“The Chinese government is sending out a very strong signal even with the euro weakening that we are ready to still maintaining an appreciation bias for our currency,” says Thomas Kwan, head of fixed income at Hong Kong based
Harvest Global Investors. “The recent popularity of online retailer Alibaba’s IPO is a good indication of the potential of domestic demand inChina,” argues Kwan.
Yet investors were concerned when the Chinese government sought to devalue the RMB marginally against the dollar earlier this year. Both Kwan and Ng emphasise that this devaluation was not an attempt to boost exports, but to prevent the RMB from becoming too successful for its own good, as concerns over currency speculation have increased.
Overall, RMB volatility remains relatively low. Between 2000 and 2014, offshore China RMB bonds had an annualised volatility of 3.4%, compared to annualised volatility of 6.9% across sovereign bonds generally.
An interesting aspect of the growing RMB popularity is the correlation with unconventional monetary policy measures in the US, UK and Europe (see chart, left). As liquidity increases and fixed income returns decline, investors arelooking for Chinese fixed income as an opportunity to find yield.
Yet this raises the question, what happens if central banks proceed to wind down tapering, as is widely anticipated? According to Ng: “The impact of the end of the Fed’s tapering and the upcoming normalisation of US monetary policy will have limited impact on Chinese fixed income markets as the two monetary policies have a low correlation due to their different drivers.”
Another key concern for investors is the lack of transparency and an increased number of reports on default risks, both on the sovereign and corporate debt side.
Like many other countries, China has seen a stark rise of sovereign debt as a result of the 2008 financial crisis and yields, with debt levels of 45% of GDP in 2012 according to the IMF, Chinese sovereign debt remains lower than that of most developed economies. However, with GDP growth set to slow down, this ratio is likely to increase.
As for regional sovereign debt, analysts have spotted correlation between shadow banking activities and fiscal deficits in China’s provinces. According to BNP Paribas and the People’s Bank of China, provinces with the highest level of shadow banking activities such as Tibet and Guizhou have highest provincial fiscal deficit ratios at 115% and 25% respectively.

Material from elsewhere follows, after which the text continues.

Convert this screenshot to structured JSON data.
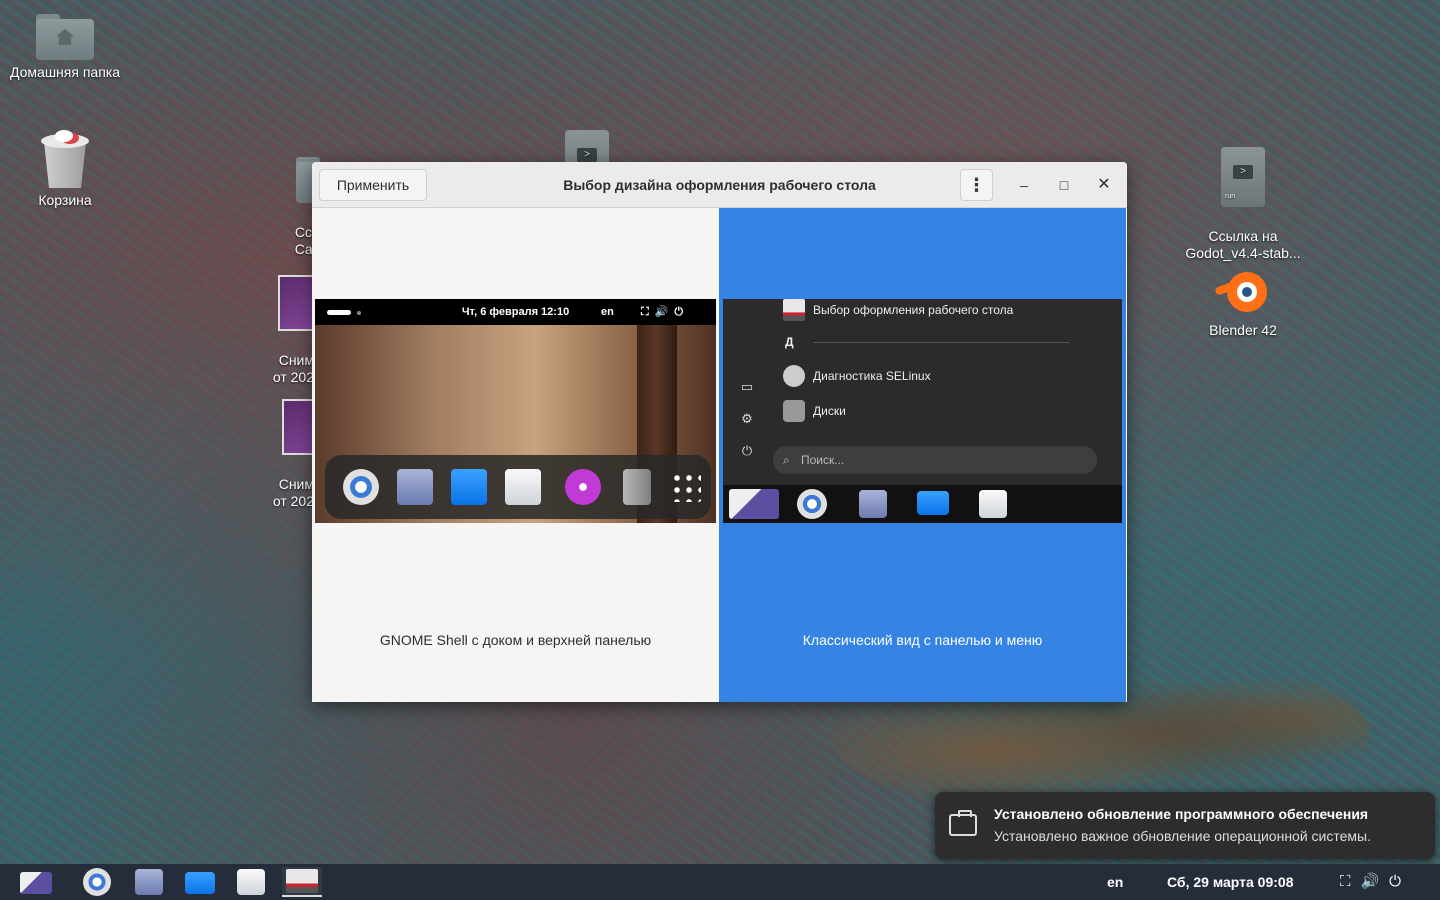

The corporate sector has been hit by a series of defaults and market corrections, starting with the property sector, which is set to decline between 5 and 10%. Similarly, cement prices have plummeted by 20% since January 2014. At the same time, the state response to China’s first corporate bond default, that of Shanghai Saori Solar in 2014, suggest that the government is prepared to bail out investors.
“The selloff in Chinese asset markets in Q1 was not about slower GDP growth rates, it was about fears of a property market crush and/or a blow up of trust products,” says Thomas Kwan. Consequently, “slower GDP growth rates due to the rebalancing of the economy would not be negative for China asset markets. What we are going to see over the next two or three years is a process of adjustment focusing on long-term growth drivers for the Chinese economy and we believe the
market have started to appreciate it,” he argues.
Yet, an immediate challenge to these reforms is represented by the political unrest the country has been facing, including the protests in the Special Administrative Regionof Hong Kong. In the short term, protests in Hong Kong, a leading offshore RMB centre, could arguably have contributed to the currency weakness, which it hit a six month low as of late September.
However, fixed income market should not be directly affected by the protests, argues Ng. The Chinese government still aims to establish the RMB as the third largest international currency.
“In the end, China is just too big to be ignored,” Kwan concludes.